Unfortunately, the message it sends to the supervisor is the exact opposite. It actually implies that the musician either doesn’t understand music, or can’t hear the difference between what was requested and what they submitted, and ultimately it wastes the music supervisor’s time and takes them off of that supervisor’s trusted resource list. You will gain respect from that music supervisor if you don’t waste their time, and in turn they will remember to call you again next time.

Can you share any secrets on how you go about searching for the perfect song for a scene? How do you know when you’ve found it?

The perfect song for a scene elevates the emotion, and focuses the viewer on the dialogue, the story points, and the characters. The goal with music is not to draw the viewer’s attention to the music, but to make their emotional state heightened and make the scene more impactful. Songs and underscore do that in many different ways. Some are obvious, but in a more nuanced way, I try to create an emotional connection between the environment, people, or time period of the scene to the viewer’s real life experience.

Music is extremely powerful in shifting your mindset and making you connect in a personal way.
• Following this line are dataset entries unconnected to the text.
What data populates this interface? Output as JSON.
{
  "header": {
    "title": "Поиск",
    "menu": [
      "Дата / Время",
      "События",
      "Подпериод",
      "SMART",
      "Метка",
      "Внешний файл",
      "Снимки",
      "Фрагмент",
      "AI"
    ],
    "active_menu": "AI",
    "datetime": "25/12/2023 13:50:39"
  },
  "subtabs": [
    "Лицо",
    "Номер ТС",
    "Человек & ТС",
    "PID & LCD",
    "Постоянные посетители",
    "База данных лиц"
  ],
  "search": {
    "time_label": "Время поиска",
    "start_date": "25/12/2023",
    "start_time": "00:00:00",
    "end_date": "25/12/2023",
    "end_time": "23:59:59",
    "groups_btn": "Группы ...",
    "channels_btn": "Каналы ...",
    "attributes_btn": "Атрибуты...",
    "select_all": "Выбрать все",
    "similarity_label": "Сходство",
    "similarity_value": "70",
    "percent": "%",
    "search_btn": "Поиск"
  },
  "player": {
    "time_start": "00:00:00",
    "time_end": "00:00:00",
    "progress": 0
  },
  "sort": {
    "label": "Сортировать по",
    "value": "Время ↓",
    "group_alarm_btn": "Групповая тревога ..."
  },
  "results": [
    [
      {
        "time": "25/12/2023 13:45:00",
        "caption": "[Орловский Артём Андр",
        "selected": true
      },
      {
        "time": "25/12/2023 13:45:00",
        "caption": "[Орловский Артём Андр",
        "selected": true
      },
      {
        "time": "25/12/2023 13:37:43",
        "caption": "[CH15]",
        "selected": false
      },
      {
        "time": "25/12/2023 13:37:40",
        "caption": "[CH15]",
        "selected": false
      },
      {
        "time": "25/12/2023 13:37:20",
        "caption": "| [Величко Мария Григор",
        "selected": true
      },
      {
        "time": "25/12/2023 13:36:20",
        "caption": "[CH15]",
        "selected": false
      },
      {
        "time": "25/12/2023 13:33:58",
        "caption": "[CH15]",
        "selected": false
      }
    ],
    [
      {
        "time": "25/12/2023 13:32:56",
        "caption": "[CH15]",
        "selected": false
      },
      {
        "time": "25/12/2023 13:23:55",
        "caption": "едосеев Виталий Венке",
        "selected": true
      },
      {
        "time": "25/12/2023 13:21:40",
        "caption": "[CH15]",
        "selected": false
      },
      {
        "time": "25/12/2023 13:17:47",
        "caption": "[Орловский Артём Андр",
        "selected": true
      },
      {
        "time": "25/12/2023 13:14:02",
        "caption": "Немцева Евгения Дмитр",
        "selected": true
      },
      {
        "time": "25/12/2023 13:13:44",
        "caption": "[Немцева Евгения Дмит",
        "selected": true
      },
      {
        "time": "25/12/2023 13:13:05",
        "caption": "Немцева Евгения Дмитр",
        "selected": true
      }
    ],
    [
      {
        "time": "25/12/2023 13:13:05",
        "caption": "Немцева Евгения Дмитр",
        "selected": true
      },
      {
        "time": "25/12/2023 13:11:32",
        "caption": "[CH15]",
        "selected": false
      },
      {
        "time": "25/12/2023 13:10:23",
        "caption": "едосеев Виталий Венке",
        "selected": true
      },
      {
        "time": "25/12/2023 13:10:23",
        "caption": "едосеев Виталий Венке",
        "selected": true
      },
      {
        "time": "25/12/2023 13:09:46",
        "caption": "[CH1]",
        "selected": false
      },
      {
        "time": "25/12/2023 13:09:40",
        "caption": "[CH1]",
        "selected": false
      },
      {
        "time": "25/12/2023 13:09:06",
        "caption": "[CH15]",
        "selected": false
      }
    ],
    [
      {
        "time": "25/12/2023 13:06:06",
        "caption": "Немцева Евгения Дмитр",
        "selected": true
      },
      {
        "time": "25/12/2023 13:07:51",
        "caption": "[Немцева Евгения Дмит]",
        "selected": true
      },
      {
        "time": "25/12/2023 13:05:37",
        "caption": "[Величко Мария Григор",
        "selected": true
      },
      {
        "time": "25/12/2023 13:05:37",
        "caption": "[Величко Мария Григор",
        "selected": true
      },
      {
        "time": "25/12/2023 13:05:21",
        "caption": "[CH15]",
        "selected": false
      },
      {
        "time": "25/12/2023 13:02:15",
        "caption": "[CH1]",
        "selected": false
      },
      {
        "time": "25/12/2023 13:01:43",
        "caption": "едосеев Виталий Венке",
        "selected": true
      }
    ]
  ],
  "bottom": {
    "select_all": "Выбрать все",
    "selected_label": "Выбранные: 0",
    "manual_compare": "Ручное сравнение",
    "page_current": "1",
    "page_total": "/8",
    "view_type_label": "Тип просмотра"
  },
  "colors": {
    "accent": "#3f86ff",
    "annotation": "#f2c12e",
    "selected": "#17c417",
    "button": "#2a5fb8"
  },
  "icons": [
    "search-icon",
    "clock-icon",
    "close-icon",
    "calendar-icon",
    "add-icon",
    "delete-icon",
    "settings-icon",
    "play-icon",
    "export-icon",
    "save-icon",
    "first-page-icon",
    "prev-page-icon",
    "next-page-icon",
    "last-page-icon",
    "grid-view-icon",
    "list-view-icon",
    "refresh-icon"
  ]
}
If you can make the viewer relate their life experiences to the song, and have that song be the connective tissue to the characters, then the storyline becomes personal and highly emotional to the audience. I am also always looking to capture the feel of the cinematography, and editorial style of the picture, as well as guide the heart rate of the viewer. Do I want the viewer to feel relaxed? Do I want them to be caught off guard? Do I want their emotional state to be getting more intense gradually with the scene? Music can guide all of those things without being noticed.

How do you balance the need for custom music versus licensed cues when you are supervising a project?

It used to be purely a budgetary issue, but now most of the networks and major streaming outlets have blanket deals with the large libraries, so the expectation on a reality show, special, or docuseries is usually to stay within those catalogs for the show. If there is a music budget, it opens the door for custom music to be created, or published songs to be licensed for the special moments that call for lyrics or need a song for creative reasons.

Custom music is more critical when you need something to feel like popular music, but have a situation that requires some unique musical parameters. For instance, combining two genres of music for creative reasons, or needing specific tempo shifts that you wouldn’t find in a licensed song or library track. So for the most part, we are dividing the musical needs into groups based on the discussions that happen in the spotting session with the showrunner or director.

What advice do you have for someone who’s aspiring to become a music supervisor?

There are two sides to the job. Creatively, I would say that understanding filmmaking, and the specific needs of the characters are really critical. The dialogue tells the story, and the music needs to get under the surface, and emphasize the core reason the scene is happening. It also needs to solve any number of problems in the edit, like story point clarity, environment changes, time shifts, character relationships, etc. So, knowing a lot of music is great, but understanding the filmmaking process, and how to make the story and the characters come to life is the art of music supervision.

Administratively, the music supervisor plays a huge role as well. Organization and people skills are critical. You’ve got music that needs to be 100% clear for airing on TV, and a very short time to make it happen. Building great relationships with labels and publishers, time management, and back up plans are the essential survival tools!

Is there anything else you’d like to add for our readers?

If you want to learn more about the craft, please check out the blogs on my site, Soundtrack Production. There is some good info there, and I will be offering an online course again soon for people who are interested in a career in this field.

Thank you to Doug for sitting down with us. His innovative take on the interaction of music and visual media has transformed the television and film industries, and we cannot wait to see and hear his next projects!